As Congress works to reform the outdated Toxic Substances Control Act (TSCA) that governs U.S. chemicals, more than 30 legal experts and public interest lawyers are warning that a Supreme Court decision last year could undermine any new law passed. They argue that a 2015 supreme court ruling, which blocked the Environmental Protection Agency’s (EPA) regulation of mercury emissions from power plants, could ‘unintentionally reassert’ the agency’s obligation to detail the expenses involved in regulating a chemical.

TSCA reform legislation approved by the House and Senate contain provisions to reduce the EPA’s consideration of compliance costs. The intent of the language in those bills is for the agency to focus only on the risks that a chemical poses to public health and the environment.

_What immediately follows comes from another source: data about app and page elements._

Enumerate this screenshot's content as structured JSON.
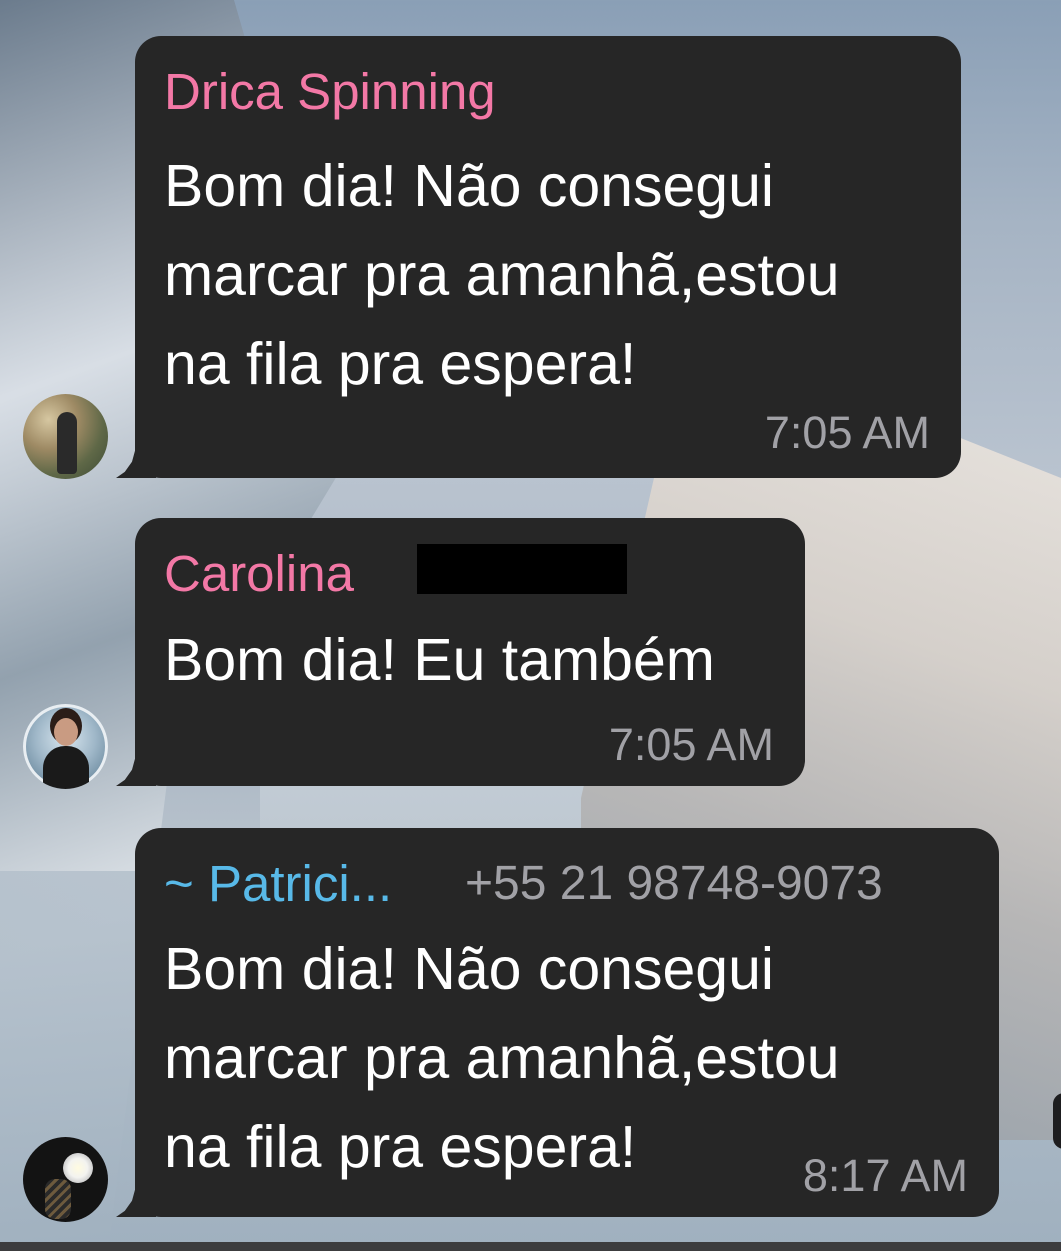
{
  "messages": [
    {
      "sender": "Drica Spinning",
      "text": "Bom dia! Não consegui\nmarcar pra amanhã,estou\nna fila pra espera!",
      "time": "7:05 AM",
      "sender_color": "#f378a6"
    },
    {
      "sender": "Carolina",
      "text": "Bom dia! Eu também",
      "time": "7:05 AM",
      "sender_color": "#f378a6",
      "redacted_surname": true
    },
    {
      "sender": "~ Patrici...",
      "phone": "+55 21 98748-9073",
      "text": "Bom dia! Não consegui\nmarcar pra amanhã,estou\nna fila pra espera!",
      "time": "8:17 AM",
      "sender_color": "#58b9e8"
    }
  ],
  "colors": {
    "bubble": "#262626",
    "message_text": "#ffffff",
    "meta_text": "#a1a1a6"
  },
  "icons": {
    "avatar_1": "avatar-woman-in-garden",
    "avatar_2": "avatar-woman-portrait",
    "avatar_3": "avatar-cactus-flower"
  }
}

In the 2015 Supreme Court decision the late Justice Antonin Scalia, who passed away in February, said it is not appropriate for the EPA to ‘impose billions of dollars in economic costs in return for a few dollars in health or environmental benefits’. He said the EPA ‘must consider cost—including, most importantly, cost of compliance—before deciding whether regulation is appropriate and necessary.’ In their letter, the legal experts argue that such cost consideration requirements would ‘unduly burden’ the EPA, even in the face of credible threats from toxic chemicals.

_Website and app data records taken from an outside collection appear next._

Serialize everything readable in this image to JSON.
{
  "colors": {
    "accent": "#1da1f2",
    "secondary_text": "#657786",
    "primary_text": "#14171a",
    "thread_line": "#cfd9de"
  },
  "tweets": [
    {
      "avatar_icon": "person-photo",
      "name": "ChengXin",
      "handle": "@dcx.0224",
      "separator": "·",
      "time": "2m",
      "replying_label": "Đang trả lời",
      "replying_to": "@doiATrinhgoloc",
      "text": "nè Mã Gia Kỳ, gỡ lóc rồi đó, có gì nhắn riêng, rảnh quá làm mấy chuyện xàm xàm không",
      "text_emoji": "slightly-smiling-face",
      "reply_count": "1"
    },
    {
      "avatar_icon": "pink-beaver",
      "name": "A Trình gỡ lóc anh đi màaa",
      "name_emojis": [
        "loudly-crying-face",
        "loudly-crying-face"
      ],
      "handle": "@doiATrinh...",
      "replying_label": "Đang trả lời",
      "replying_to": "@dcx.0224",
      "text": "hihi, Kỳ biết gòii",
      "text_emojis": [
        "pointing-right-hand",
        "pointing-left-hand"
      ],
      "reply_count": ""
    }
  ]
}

This article is reproduced with permission from Chemistry World. The article was first published on April 6, 2016.